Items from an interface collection
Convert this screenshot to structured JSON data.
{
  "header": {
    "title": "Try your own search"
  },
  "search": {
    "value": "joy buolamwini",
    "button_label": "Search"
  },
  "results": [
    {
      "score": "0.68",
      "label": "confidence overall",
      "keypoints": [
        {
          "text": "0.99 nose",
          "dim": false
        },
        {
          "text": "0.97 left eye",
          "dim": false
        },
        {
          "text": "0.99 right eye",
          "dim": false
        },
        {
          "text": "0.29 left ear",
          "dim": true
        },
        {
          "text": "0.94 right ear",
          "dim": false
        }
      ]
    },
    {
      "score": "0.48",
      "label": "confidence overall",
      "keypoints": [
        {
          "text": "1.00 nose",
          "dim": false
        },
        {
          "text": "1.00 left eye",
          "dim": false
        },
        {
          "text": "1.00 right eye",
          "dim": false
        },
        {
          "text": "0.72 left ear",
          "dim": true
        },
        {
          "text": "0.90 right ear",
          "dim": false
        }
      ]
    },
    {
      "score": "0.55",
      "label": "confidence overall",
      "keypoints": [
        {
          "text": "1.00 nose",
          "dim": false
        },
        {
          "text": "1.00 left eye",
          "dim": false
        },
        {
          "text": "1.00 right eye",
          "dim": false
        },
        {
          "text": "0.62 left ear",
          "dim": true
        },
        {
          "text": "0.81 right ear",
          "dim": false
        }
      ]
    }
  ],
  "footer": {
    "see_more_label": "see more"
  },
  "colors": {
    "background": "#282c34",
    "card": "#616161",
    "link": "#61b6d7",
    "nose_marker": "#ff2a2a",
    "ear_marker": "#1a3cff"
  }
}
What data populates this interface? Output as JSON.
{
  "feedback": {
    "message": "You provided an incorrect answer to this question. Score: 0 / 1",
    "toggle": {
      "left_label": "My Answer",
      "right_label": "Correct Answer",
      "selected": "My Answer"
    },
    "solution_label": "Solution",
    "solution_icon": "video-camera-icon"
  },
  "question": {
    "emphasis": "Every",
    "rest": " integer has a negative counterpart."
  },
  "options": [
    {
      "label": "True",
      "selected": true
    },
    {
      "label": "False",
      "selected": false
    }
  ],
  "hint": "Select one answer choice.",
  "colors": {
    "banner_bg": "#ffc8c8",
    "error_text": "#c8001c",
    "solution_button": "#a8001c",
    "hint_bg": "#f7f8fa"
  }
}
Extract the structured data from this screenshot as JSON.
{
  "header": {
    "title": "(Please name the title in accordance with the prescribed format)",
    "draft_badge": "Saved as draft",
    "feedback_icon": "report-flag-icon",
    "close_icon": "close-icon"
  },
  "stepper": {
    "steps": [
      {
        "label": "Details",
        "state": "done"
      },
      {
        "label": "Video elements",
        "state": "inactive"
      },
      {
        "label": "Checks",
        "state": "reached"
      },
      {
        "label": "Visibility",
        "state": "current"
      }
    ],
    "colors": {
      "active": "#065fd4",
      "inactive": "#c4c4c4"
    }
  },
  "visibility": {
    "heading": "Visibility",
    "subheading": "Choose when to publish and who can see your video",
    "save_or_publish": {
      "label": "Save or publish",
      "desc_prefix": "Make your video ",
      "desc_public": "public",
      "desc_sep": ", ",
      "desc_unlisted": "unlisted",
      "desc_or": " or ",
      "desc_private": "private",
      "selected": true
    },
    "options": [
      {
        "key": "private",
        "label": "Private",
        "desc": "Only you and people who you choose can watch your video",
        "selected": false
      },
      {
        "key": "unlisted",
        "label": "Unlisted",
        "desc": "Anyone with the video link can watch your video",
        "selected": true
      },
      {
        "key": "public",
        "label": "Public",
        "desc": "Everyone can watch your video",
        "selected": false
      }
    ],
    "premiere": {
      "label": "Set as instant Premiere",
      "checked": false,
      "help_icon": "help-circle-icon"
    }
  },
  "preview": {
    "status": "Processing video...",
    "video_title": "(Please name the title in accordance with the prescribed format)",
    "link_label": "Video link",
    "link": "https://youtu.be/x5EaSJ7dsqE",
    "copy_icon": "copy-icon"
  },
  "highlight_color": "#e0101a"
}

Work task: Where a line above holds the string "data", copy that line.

Your solution:
Convert this screenshot to structured JSON data.
What data populates this interface? Output as JSON.
Extract the structured data from this screenshot as JSON.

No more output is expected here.